University of Ottawa labor economics professor Miles Corak reported on Sunday that one of the world’s top income inequality experts, UC Berkeley economics professor Emmanuel Saez, has “…updated his work with Thomas Piketty on the evolution of US Top Incomes to 2010.”
He quotes this from Saez’ update…“In 2010, average real income per family grew by 2.3% … but the gains were very uneven. Top 1% incomes grew by 11.6%, while bottom 99% incomes grew only by 0.2%. Hence, the top 1% captured 93% of the income gains in the first year of recovery. Such an uneven recovery can help explain the recent public demonstrations against inequality.”So, just in case all those folks out there in the 1% need it spelled-out for them, this is what they will write in tomorrow’s headlines (assuming this story even gets reported in the U.S. MSM, since I’m learning about this on a Canadian blog): ”In 2010, average real income per family grew by 2.3%.”
Yes, it’ll be interesting to see how the MSM reports this. With them, it’s all about the context.
As for me, I’ll focus upon the balance of the Saez paragraph, above: ”Top 1% incomes grew by 11.6%, while bottom 99% incomes grew only by 0.2%. Hence, the top 1% captured 93% of the income gains in the first year of recovery. Such an uneven recovery can help explain the recent public demonstrations against inequality.”
Based upon every metric I’ve read and reported upon concerning this travesty over the last few years, I believe it’s now in the record book: U.S. income inequality is now (or, it’s about to be stated that it’s) officially worse than it’s been since since they first developed decent metrics to measure this statistic back in 1917.
Corak tells us…Over 90% of the income gains in the first year of the recoveryAs Corak also notes: “Saez suggests that this ‘may … help explain why the dramatic growth in top incomes during the Clinton administration did not generate much public outcry while there has been a great level of attention to top incomes in the press and in the public debate since 2005.’”
went to the top 1%
University of Ottawa
Economics for Public Policy blog
March 4, 2012
…The 10 page update offers a clear picture of how income shares have varied over different business cycles, as well as the long-term trends since 1917. Top income shares fell dramatically after World War II, stayed flat, then began to rise in the early 1980s and have returned to their pre-War levels.
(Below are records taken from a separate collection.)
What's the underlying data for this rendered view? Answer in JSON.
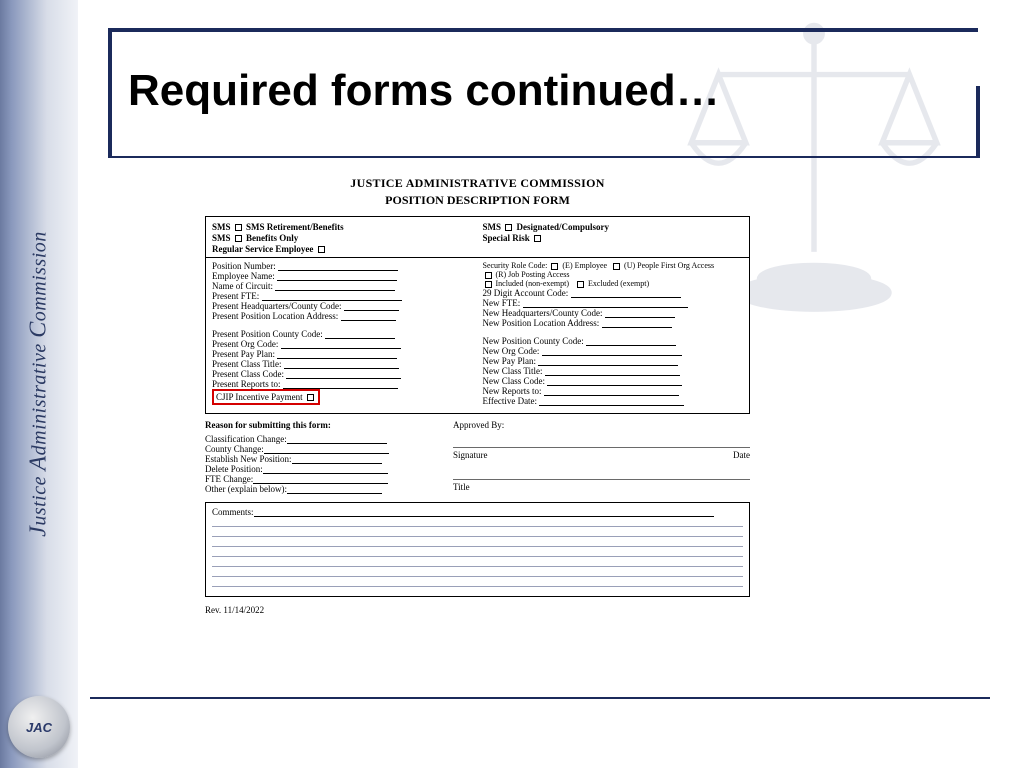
{
  "sidebar": {
    "org_text": "JUSTICE ADMINISTRATIVE COMMISSION",
    "seal_initials": "JAC"
  },
  "slide": {
    "title": "Required forms continued…"
  },
  "form": {
    "header_line1": "JUSTICE ADMINISTRATIVE COMMISSION",
    "header_line2": "POSITION DESCRIPTION FORM",
    "top": {
      "sms_retirement": "SMS Retirement/Benefits",
      "sms_prefix": "SMS",
      "sms_designated": "Designated/Compulsory",
      "sms_benefits_only": "Benefits Only",
      "special_risk": "Special Risk",
      "regular_service": "Regular Service Employee"
    },
    "left_fields": [
      "Position Number:",
      "Employee Name:",
      "Name of Circuit:",
      "Present FTE:",
      "Present Headquarters/County Code:",
      "Present Position Location Address:",
      "Present Position County Code:",
      "Present Org Code:",
      "Present Pay Plan:",
      "Present Class Title:",
      "Present Class Code:",
      "Present Reports to:"
    ],
    "cjip_label": "CJIP Incentive Payment",
    "right_top": {
      "security_role": "Security Role Code:",
      "e_employee": "(E) Employee",
      "u_people": "(U) People First Org Access",
      "r_job": "(R) Job Posting Access",
      "included": "Included (non-exempt)",
      "excluded": "Excluded (exempt)",
      "acct_code": "29 Digit Account Code:"
    },
    "right_fields": [
      "New FTE:",
      "New Headquarters/County Code:",
      "New Position Location Address:",
      "New Position County Code:",
      "New Org Code:",
      "New Pay Plan:",
      "New Class Title:",
      "New Class Code:",
      "New Reports to:",
      "Effective Date:"
    ],
    "reason_heading": "Reason for submitting this form:",
    "approved_by": "Approved By:",
    "reason_fields": [
      "Classification Change:",
      "County Change:",
      "Establish New Position:",
      "Delete Position:",
      "FTE Change:",
      "Other (explain below):"
    ],
    "sig": {
      "signature": "Signature",
      "date": "Date",
      "title": "Title"
    },
    "comments_label": "Comments:",
    "revision": "Rev. 11/14/2022"
  }
}
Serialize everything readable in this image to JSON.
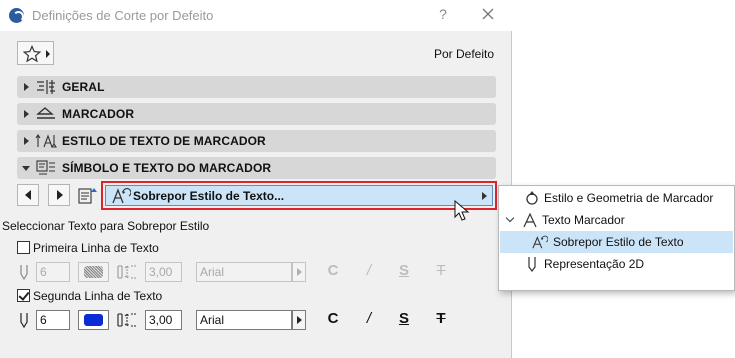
{
  "window": {
    "title": "Definições de Corte por Defeito",
    "help_glyph": "?",
    "close_glyph": "✕"
  },
  "header": {
    "favorites_icon": "star-icon",
    "default_label": "Por Defeito"
  },
  "sections": [
    {
      "label": "GERAL",
      "icon": "general-settings-icon",
      "expanded": false
    },
    {
      "label": "MARCADOR",
      "icon": "marker-icon",
      "expanded": false
    },
    {
      "label": "ESTILO DE TEXTO DE MARCADOR",
      "icon": "marker-text-style-icon",
      "expanded": false
    },
    {
      "label": "SÍMBOLO E TEXTO DO MARCADOR",
      "icon": "marker-symbol-text-icon",
      "expanded": true
    }
  ],
  "panel": {
    "override_dropdown": "Sobrepor Estilo de Texto...",
    "select_text_label": "Seleccionar Texto para Sobrepor Estilo",
    "line1": {
      "label": "Primeira Linha de Texto",
      "checked": false,
      "pen": "6",
      "size": "3,00",
      "font": "Arial",
      "styles": [
        "C",
        "/",
        "S",
        "T"
      ]
    },
    "line2": {
      "label": "Segunda Linha de Texto",
      "checked": true,
      "pen": "6",
      "size": "3,00",
      "font": "Arial",
      "styles": [
        "C",
        "/",
        "S",
        "T"
      ],
      "pen_color": "#0a2bd6"
    }
  },
  "popup": {
    "items": [
      {
        "label": "Estilo e Geometria de Marcador",
        "icon": "marker-geometry-icon",
        "selected": false
      },
      {
        "label": "Texto Marcador",
        "icon": "text-marker-icon",
        "selected": false,
        "expanded": true
      },
      {
        "label": "Sobrepor Estilo de Texto",
        "icon": "override-text-style-icon",
        "selected": true
      },
      {
        "label": "Representação 2D",
        "icon": "2d-representation-icon",
        "selected": false
      }
    ]
  },
  "colors": {
    "highlight": "#cce4f7",
    "red_outline": "#e0232b",
    "pen_blue": "#0a2bd6"
  }
}
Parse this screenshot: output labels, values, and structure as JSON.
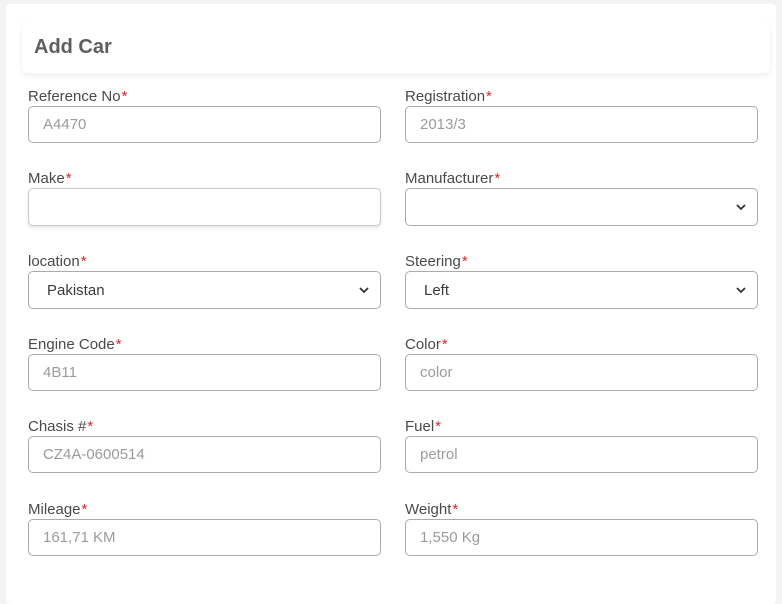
{
  "header": {
    "title": "Add Car"
  },
  "fields": {
    "reference_no": {
      "label": "Reference No",
      "required": "*",
      "placeholder": "A4470"
    },
    "registration": {
      "label": "Registration",
      "required": "*",
      "placeholder": "2013/3"
    },
    "make": {
      "label": "Make",
      "required": "*",
      "value": ""
    },
    "manufacturer": {
      "label": "Manufacturer",
      "required": "*",
      "selected": ""
    },
    "location": {
      "label": "location",
      "required": "*",
      "selected": "Pakistan"
    },
    "steering": {
      "label": "Steering",
      "required": "*",
      "selected": "Left"
    },
    "engine_code": {
      "label": "Engine Code",
      "required": "*",
      "placeholder": "4B11"
    },
    "color": {
      "label": "Color",
      "required": "*",
      "placeholder": "color"
    },
    "chasis": {
      "label": "Chasis #",
      "required": "*",
      "placeholder": "CZ4A-0600514"
    },
    "fuel": {
      "label": "Fuel",
      "required": "*",
      "placeholder": "petrol"
    },
    "mileage": {
      "label": "Mileage",
      "required": "*",
      "placeholder": "161,71 KM"
    },
    "weight": {
      "label": "Weight",
      "required": "*",
      "placeholder": "1,550 Kg"
    }
  },
  "icons": {
    "select_arrow": "chevron-down-icon"
  },
  "colors": {
    "required": "#e02424",
    "border": "#ababab"
  }
}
The top 10% in the US take now take home about 47% of all income, but this is driven by the top 1% who account for 20%.
The difference between the business cycle of the 1990s and the 2000s is that the incomes of the bottom 99% grew by 20% between 1993 and 2000, but only by 6.8% between 2002 and 2007.
Contextually speaking, for the year 2010, above and beyond the ongoing (and getting worse) income inequality travesty update reported above, it's important to remember that the U.S. Bureau of Labor Statistics’ Unadjusted Consumer Price Index (CPI-U) for 2010 increased 1.6%, while the 99%’s income only grew by 0.2%.
So, do the math. Then, remember the propaganda: “…average real income per family grew by 2.3% in 2010.”
# # #
More about context…some people refer to this as “disaster porn,” other folks like to think of it as…ummmm…what’s that word, again? Reality…
Those words might make for good sound bites but, apparently, for the majority of us in the 99%, they're not part of our “new normal.”
And, on that note, please checkout Meteor Blades’ latest post on raising the minimum wage. It’s really not much to ask of our overlords –
who won’t even give us the steam off of their piss these days -- but it is a start.